What you have to do
Return the records verbatim.

Records for the exercise
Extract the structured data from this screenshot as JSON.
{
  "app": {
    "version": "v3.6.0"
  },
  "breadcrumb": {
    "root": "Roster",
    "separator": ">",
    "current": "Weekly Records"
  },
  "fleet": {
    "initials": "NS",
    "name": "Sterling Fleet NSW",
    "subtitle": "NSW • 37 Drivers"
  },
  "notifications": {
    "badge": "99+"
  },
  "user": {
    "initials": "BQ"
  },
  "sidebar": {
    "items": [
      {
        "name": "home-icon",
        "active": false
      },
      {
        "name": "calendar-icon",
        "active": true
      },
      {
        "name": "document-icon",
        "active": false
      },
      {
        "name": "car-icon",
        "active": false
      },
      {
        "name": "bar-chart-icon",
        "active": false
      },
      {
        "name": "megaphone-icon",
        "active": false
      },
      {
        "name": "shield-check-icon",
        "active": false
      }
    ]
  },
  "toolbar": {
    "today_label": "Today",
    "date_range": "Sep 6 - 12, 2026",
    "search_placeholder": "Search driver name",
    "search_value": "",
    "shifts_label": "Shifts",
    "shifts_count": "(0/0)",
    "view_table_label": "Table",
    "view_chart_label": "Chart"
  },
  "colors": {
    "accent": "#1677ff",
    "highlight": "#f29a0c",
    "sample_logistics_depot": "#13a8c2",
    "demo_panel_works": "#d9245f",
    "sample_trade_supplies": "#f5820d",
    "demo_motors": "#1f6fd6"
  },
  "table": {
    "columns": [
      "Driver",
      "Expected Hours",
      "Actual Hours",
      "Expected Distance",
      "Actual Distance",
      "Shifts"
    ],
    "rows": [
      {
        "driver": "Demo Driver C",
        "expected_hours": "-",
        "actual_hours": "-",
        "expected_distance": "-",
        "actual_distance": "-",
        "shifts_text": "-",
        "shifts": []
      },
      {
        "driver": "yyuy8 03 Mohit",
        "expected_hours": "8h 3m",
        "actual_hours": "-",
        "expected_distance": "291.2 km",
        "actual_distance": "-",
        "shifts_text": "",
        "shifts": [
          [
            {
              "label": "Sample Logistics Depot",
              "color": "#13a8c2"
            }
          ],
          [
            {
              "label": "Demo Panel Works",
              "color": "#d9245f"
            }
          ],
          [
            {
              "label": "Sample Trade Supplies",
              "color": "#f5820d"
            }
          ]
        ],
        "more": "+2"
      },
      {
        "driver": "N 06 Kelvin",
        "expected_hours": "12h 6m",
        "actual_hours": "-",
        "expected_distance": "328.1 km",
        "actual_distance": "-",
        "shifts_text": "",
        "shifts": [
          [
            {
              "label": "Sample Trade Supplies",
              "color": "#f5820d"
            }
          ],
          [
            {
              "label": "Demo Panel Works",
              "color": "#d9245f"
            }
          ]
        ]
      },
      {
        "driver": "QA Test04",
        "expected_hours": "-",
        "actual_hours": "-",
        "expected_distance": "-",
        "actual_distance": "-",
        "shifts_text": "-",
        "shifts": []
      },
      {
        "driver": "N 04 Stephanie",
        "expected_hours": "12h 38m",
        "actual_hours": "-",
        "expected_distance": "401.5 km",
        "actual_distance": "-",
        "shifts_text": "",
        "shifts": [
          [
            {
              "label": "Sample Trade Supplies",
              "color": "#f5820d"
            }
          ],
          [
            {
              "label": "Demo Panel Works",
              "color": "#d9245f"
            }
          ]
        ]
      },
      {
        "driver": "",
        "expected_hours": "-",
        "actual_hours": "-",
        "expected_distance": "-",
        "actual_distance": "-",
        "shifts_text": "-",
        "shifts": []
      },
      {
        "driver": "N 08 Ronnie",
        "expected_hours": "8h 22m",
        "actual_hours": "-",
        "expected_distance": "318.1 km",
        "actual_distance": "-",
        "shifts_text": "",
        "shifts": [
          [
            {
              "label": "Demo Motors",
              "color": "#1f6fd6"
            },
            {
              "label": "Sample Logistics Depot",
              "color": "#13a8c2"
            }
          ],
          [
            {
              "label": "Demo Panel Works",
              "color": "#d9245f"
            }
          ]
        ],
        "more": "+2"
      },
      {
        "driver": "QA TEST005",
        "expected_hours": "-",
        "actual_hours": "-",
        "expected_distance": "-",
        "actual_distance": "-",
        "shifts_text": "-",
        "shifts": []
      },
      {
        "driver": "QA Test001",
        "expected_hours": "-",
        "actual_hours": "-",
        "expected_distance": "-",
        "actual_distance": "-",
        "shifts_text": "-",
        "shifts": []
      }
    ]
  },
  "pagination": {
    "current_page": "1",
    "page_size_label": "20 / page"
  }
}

Written solution
Extract the structured data from this screenshot as JSON.
{
  "app": {
    "version": "v3.6.0"
  },
  "breadcrumb": {
    "root": "Roster",
    "separator": ">",
    "current": "Weekly Records"
  },
  "fleet": {
    "initials": "NS",
    "name": "Sterling Fleet NSW",
    "subtitle": "NSW • 37 Drivers"
  },
  "notifications": {
    "badge": "99+"
  },
  "user": {
    "initials": "BQ"
  },
  "sidebar": {
    "items": [
      {
        "name": "home-icon",
        "active": false
      },
      {
        "name": "calendar-icon",
        "active": true
      },
      {
        "name": "document-icon",
        "active": false
      },
      {
        "name": "car-icon",
        "active": false
      },
      {
        "name": "bar-chart-icon",
        "active": false
      },
      {
        "name": "megaphone-icon",
        "active": false
      },
      {
        "name": "shield-check-icon",
        "active": false
      }
    ]
  },
  "toolbar": {
    "today_label": "Today",
    "date_range": "Sep 6 - 12, 2026",
    "search_placeholder": "Search driver name",
    "search_value": "",
    "shifts_label": "Shifts",
    "shifts_count": "(0/0)",
    "view_table_label": "Table",
    "view_chart_label": "Chart"
  },
  "colors": {
    "accent": "#1677ff",
    "highlight": "#f29a0c",
    "sample_logistics_depot": "#13a8c2",
    "demo_panel_works": "#d9245f",
    "sample_trade_supplies": "#f5820d",
    "demo_motors": "#1f6fd6"
  },
  "table": {
    "columns": [
      "Driver",
      "Expected Hours",
      "Actual Hours",
      "Expected Distance",
      "Actual Distance",
      "Shifts"
    ],
    "rows": [
      {
        "driver": "Demo Driver C",
        "expected_hours": "-",
        "actual_hours": "-",
        "expected_distance": "-",
        "actual_distance": "-",
        "shifts_text": "-",
        "shifts": []
      },
      {
        "driver": "yyuy8 03 Mohit",
        "expected_hours": "8h 3m",
        "actual_hours": "-",
        "expected_distance": "291.2 km",
        "actual_distance": "-",
        "shifts_text": "",
        "shifts": [
          [
            {
              "label": "Sample Logistics Depot",
              "color": "#13a8c2"
            }
          ],
          [
            {
              "label": "Demo Panel Works",
              "color": "#d9245f"
            }
          ],
          [
            {
              "label": "Sample Trade Supplies",
              "color": "#f5820d"
            }
          ]
        ],
        "more": "+2"
      },
      {
        "driver": "N 06 Kelvin",
        "expected_hours": "12h 6m",
        "actual_hours": "-",
        "expected_distance": "328.1 km",
        "actual_distance": "-",
        "shifts_text": "",
        "shifts": [
          [
            {
              "label": "Sample Trade Supplies",
              "color": "#f5820d"
            }
          ],
          [
            {
              "label": "Demo Panel Works",
              "color": "#d9245f"
            }
          ]
        ]
      },
      {
        "driver": "QA Test04",
        "expected_hours": "-",
        "actual_hours": "-",
        "expected_distance": "-",
        "actual_distance": "-",
        "shifts_text": "-",
        "shifts": []
      },
      {
        "driver": "N 04 Stephanie",
        "expected_hours": "12h 38m",
        "actual_hours": "-",
        "expected_distance": "401.5 km",
        "actual_distance": "-",
        "shifts_text": "",
        "shifts": [
          [
            {
              "label": "Sample Trade Supplies",
              "color": "#f5820d"
            }
          ],
          [
            {
              "label": "Demo Panel Works",
              "color": "#d9245f"
            }
          ]
        ]
      },
      {
        "driver": "",
        "expected_hours": "-",
        "actual_hours": "-",
        "expected_distance": "-",
        "actual_distance": "-",
        "shifts_text": "-",
        "shifts": []
      },
      {
        "driver": "N 08 Ronnie",
        "expected_hours": "8h 22m",
        "actual_hours": "-",
        "expected_distance": "318.1 km",
        "actual_distance": "-",
        "shifts_text": "",
        "shifts": [
          [
            {
              "label": "Demo Motors",
              "color": "#1f6fd6"
            },
            {
              "label": "Sample Logistics Depot",
              "color": "#13a8c2"
            }
          ],
          [
            {
              "label": "Demo Panel Works",
              "color": "#d9245f"
            }
          ]
        ],
        "more": "+2"
      },
      {
        "driver": "QA TEST005",
        "expected_hours": "-",
        "actual_hours": "-",
        "expected_distance": "-",
        "actual_distance": "-",
        "shifts_text": "-",
        "shifts": []
      },
      {
        "driver": "QA Test001",
        "expected_hours": "-",
        "actual_hours": "-",
        "expected_distance": "-",
        "actual_distance": "-",
        "shifts_text": "-",
        "shifts": []
      }
    ]
  },
  "pagination": {
    "current_page": "1",
    "page_size_label": "20 / page"
  }
}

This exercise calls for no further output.